Teaching boundaries to adults with intellectual and developmental disabilities (IDD) is an important life skill for learning to sit for job interviews, have meaningful friendships, and to be an an integrated member of their local community. These skills can often be tricky to navigate but you can eventually see positive changes over time.
Teaching Boundaries to Adults with Developmental Disabilities:
Teaching boundaries to individuals with IDD might seem like an overwhelming task but it really doesn’t need to be. The best way to teach these skills is through modeling, role play, and social stories. These skills can often be discussed at great length at home, and then practiced outside the home in real life applications.
Modeling Appropriate Behavior:
When modeling, demonstrate the behaviors you want to see. This could be practiced at meal times by demonstrating what behaviors are and are not appropriate at the table. You could demonstrate examples of when it is and is not okay to touch someone by demonstrating to them when it’s okay to touch someone in a casual conversation or getting their attention with a small tap on the shoulder. You likely know which behaviors specifically need improvement for the person you’re working with, so modeling the appropriate behaviors for their specific needs is an easy way to make progress.
Role Play Real Life Interactions:
Role play is when you and the person with IDD act out the real life scenarios in your home. You can practice going back and forth with how to make an appropriate greeting, how to engage with others in a grocery store, or even act out introducing yourself to someone new you meet in the community. Practicing these scenarios again and again will help to build better skills over time.
Social Stories for Teaching Boundaries to Adults with IDD:
Social stories are another amazing option for teaching boundaries and appropriate interactions. Social stories are books you can either make yourself at home, or purchase online that illustrate appropriate social interactions. These types of stories help your loved one to see how they should engage with others and also how others should engage with them. Here are some great options for social stories that you can purchase online:
- Let’s Talk About Boundaries, Bodies, Consent, and Respect
- The Not-So-Friendly-Friend: How to Set Boundaries for Healthy Relationships
- Social Stories: Aggressive Behaviors
- Social Story Readers
An Important Caveat:
So much of an individual’s life with an IDD is getting them to fit into the “norm” of society. It’s important to recognize the balance of teaching them how to be safe members of society in their own bodies, without forcing them to be individuals they were never meant to be. As a society of typically developing adults there is a call and a responsibility on our end to be more inclusive and accepting of those with IDD as they currently are without having to force them into our societal norms.
Many adults with disabilities, particularly those in the Autism community believe that there is a lot more work that can be done to accept those who are neuro-divergent or have IDD. They feel much of their life involves masking to accepted by the majority of society.
The best scenario is likely somewhere in the middle.
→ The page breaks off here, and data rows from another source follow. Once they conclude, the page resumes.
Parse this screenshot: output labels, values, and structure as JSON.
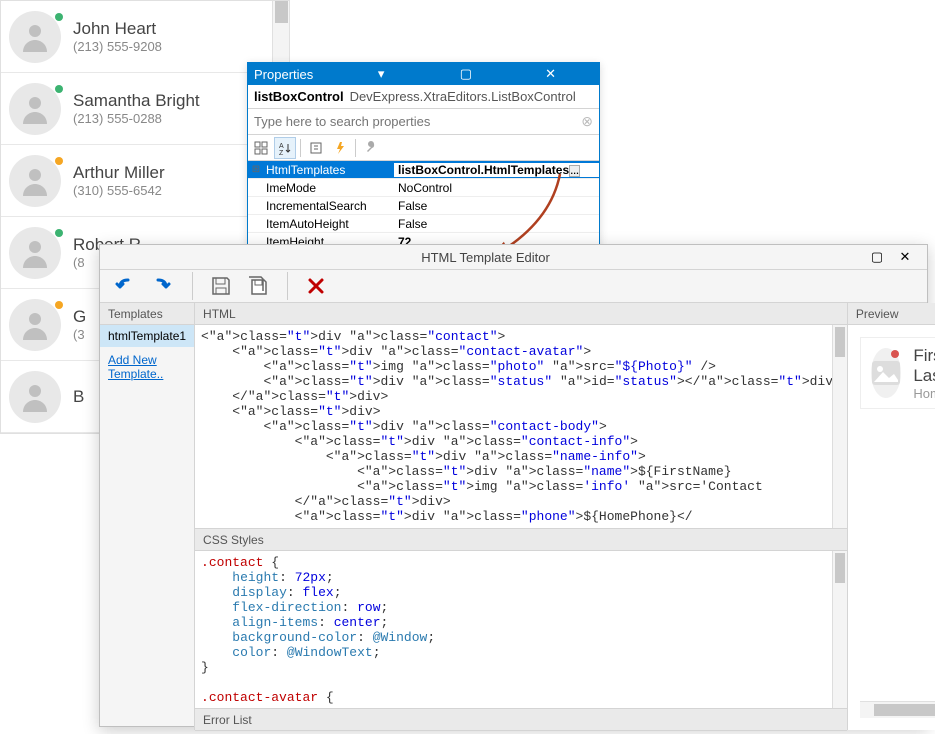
{
  "contacts": [
    {
      "name": "John Heart",
      "phone": "(213) 555-9208",
      "status": "#3cb371"
    },
    {
      "name": "Samantha Bright",
      "phone": "(213) 555-0288",
      "status": "#3cb371"
    },
    {
      "name": "Arthur Miller",
      "phone": "(310) 555-6542",
      "status": "#f5a623"
    },
    {
      "name": "Robert R",
      "phone": "(8",
      "status": "#3cb371"
    },
    {
      "name": "G",
      "phone": "(3",
      "status": "#f5a623"
    },
    {
      "name": "B",
      "phone": "",
      "status": ""
    }
  ],
  "properties": {
    "title": "Properties",
    "combo_name": "listBoxControl",
    "combo_type": "DevExpress.XtraEditors.ListBoxControl",
    "search_placeholder": "Type here to search properties",
    "rows": [
      {
        "name": "HtmlTemplates",
        "value": "listBoxControl.HtmlTemplates",
        "selected": true,
        "exp": "⊞",
        "btn": true
      },
      {
        "name": "ImeMode",
        "value": "NoControl"
      },
      {
        "name": "IncrementalSearch",
        "value": "False"
      },
      {
        "name": "ItemAutoHeight",
        "value": "False"
      },
      {
        "name": "ItemHeight",
        "value": "72",
        "bold": true
      }
    ]
  },
  "editor": {
    "title": "HTML Template Editor",
    "panels": {
      "templates": "Templates",
      "html": "HTML",
      "css": "CSS Styles",
      "preview": "Preview",
      "errors": "Error List"
    },
    "template_item": "htmlTemplate1",
    "add_template": "Add New Template..",
    "preview_name": "FirstName LastName",
    "preview_sub": "HomePhone",
    "html_lines": [
      "<div class=\"contact\">",
      "    <div class=\"contact-avatar\">",
      "        <img class=\"photo\" src=\"${Photo}\" />",
      "        <div class=\"status\" id=\"status\"></div>",
      "    </div>",
      "    <div>",
      "        <div class=\"contact-body\">",
      "            <div class=\"contact-info\">",
      "                <div class=\"name-info\">",
      "                    <div class=\"name\">${FirstName}",
      "                    <img class='info' src='Contact",
      "            </div>",
      "            <div class=\"phone\">${HomePhone}</"
    ],
    "css_lines": [
      ".contact {",
      "    height: 72px;",
      "    display: flex;",
      "    flex-direction: row;",
      "    align-items: center;",
      "    background-color: @Window;",
      "    color: @WindowText;",
      "}",
      "",
      ".contact-avatar {"
    ]
  }
}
We need to teach individuals with disabilities how to be safe around other people, and how to keep themselves safe within society, while also leaving room for them to be the unique individual they were created to be.